Granville, Massachusetts is a town of 1,500 people, located in southern Hampden County. It has an area of 43 square miles and is bordered by Blandford, Russell, Westfield, Southwick, and Tolland Massachusetts as well as Granby and Hartland, Connecticut.
Known for its beautiful scenery -- from the Macintosh apple blossoms in the spring to the stunning fall foliage, with mountain streams, wild blueberries, and other produce including locally farmed cheese -- the area has much to offer in every season.
The town has three separate historic districts: the Town Center, Village, and West Village. The historic center retains the distinction of the political center of town, while the Village is and has always been the industrial and commercial center, with historic mills and modern businesses. West Granville Village is home to civic buildings and a school.
While our community was first settled in 1736, it was not incorporated as a town until 1754. Around this time, settlers were entitled to 100 acres of land in return for planting 4 acres of hay and building a house on the land. This led many to settle here, reaching to a peak population of 2,100 in 1810. It was one of the most populous towns in the region. However, many residents then resettled in the west, some forming a town of the same name in Ohio.

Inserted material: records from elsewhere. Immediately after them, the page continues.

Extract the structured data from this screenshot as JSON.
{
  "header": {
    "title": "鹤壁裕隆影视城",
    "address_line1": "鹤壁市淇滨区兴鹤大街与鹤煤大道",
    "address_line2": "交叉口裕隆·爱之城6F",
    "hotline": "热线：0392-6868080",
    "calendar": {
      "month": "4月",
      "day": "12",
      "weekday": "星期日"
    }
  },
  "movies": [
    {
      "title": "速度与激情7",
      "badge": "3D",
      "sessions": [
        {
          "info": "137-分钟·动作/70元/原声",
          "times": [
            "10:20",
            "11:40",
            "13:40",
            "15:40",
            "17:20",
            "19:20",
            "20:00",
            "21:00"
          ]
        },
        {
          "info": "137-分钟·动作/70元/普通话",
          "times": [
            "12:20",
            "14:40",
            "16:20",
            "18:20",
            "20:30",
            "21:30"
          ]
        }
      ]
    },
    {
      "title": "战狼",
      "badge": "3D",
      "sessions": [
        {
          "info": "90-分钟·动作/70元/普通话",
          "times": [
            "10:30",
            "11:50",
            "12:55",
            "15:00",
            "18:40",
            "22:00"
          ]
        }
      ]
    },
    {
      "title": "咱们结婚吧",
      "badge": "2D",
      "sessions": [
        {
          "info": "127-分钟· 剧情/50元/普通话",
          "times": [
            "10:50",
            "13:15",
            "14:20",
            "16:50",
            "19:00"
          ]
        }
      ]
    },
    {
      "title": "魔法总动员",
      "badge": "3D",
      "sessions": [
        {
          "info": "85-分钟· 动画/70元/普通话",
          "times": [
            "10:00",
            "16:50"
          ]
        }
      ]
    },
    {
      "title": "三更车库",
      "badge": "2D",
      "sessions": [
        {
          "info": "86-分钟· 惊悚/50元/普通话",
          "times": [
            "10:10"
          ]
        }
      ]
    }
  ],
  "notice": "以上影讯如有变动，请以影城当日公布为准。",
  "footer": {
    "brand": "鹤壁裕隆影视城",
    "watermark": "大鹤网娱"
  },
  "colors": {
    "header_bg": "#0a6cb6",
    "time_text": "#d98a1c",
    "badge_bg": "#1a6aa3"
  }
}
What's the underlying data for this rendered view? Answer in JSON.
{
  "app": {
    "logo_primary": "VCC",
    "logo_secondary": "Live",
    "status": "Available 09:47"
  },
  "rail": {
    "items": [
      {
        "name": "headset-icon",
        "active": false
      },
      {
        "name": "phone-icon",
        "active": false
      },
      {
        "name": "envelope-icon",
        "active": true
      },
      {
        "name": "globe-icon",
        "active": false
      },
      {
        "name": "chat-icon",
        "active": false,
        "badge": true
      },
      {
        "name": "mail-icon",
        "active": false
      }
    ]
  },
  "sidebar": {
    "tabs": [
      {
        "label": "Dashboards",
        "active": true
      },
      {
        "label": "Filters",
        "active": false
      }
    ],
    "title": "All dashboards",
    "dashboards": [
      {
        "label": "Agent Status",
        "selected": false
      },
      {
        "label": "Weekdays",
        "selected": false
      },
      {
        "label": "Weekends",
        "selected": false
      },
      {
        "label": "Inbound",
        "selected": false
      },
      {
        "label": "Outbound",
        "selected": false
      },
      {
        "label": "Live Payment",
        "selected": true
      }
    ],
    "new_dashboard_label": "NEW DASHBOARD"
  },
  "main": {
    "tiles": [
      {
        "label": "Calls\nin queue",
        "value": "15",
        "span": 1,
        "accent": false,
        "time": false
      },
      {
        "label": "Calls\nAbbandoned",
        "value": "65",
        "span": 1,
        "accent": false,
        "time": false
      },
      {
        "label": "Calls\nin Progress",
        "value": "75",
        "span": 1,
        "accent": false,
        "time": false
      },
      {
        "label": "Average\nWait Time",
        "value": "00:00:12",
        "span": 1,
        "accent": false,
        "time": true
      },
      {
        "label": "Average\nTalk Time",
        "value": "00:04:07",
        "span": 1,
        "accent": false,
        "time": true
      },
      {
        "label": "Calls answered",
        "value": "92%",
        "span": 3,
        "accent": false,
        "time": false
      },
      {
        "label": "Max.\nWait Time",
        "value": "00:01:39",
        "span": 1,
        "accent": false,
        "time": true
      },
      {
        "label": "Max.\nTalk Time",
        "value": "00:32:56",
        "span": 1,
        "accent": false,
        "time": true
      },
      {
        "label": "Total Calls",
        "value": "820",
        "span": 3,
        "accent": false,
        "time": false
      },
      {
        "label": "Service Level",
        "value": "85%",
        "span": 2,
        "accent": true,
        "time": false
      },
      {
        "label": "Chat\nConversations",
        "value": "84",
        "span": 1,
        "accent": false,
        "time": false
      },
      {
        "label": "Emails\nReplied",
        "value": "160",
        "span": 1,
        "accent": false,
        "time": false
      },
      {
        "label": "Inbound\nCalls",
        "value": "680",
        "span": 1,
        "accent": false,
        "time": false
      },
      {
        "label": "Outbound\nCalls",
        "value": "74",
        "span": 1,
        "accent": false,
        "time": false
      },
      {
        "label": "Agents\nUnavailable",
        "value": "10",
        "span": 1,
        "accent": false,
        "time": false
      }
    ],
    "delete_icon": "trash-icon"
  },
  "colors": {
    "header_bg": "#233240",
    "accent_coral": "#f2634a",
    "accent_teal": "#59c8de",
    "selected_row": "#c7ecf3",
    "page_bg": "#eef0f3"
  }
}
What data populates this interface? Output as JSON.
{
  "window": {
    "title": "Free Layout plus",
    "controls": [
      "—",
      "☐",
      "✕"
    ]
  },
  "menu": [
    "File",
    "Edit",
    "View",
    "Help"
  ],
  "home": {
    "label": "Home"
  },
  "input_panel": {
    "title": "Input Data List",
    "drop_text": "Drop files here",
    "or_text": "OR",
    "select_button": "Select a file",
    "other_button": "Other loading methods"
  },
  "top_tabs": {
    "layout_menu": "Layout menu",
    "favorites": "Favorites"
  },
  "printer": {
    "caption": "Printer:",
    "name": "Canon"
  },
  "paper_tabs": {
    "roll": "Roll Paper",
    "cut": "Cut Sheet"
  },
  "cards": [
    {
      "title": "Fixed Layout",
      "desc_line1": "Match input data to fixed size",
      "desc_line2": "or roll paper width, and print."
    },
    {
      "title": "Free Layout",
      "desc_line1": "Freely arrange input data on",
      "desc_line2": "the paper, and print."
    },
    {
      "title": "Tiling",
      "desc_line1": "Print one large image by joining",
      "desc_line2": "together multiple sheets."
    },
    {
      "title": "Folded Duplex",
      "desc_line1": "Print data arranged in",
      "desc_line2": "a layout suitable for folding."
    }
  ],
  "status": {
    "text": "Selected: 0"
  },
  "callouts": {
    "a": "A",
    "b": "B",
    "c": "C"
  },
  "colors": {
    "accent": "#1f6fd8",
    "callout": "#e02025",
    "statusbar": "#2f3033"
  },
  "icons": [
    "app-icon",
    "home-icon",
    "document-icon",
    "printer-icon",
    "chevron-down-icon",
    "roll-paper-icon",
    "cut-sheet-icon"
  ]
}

Our town contains a number of historic homes and buildings, with three areas designated as historic districts. Throughout the town you can find examples of Federal, Greek Revival, and Georgian architecture.
One of the oldest businesses in the town is the Noble & Cooley Drum Factory. It began in 1854, with the manufacture of snare drums for the Union Army. The company is especially noted for its snare drums even today. They also manufactured toy drums for most of the 20th century.
Each year, on Columbus Day weekend, our town hosts an annual Harvest Fair. This event draws visitors from all over Massachusetts and other parts of New England. Traditionally stretching 1.4 miles along Route 54, vendors of food, handmade goods, craft items, and more line the streets. As of 2012, the town shortened this route to 0.7 miles, making the fair more easily walkable. The fair takes place both indoors and outdoors, including in many of the historic buildings in the village.
Held each year on Columbus Day weekend, the fair is considered the height of the fall season in New England. With stunning foliage and prime apple picking at the local orchards, the Fair brings visitors into the town to support local businesses and industry.
Granville, Massachusetts is a beautiful example of a historic New England town. With rich history and annual traditions, the town holds onto its charm while moving into the future.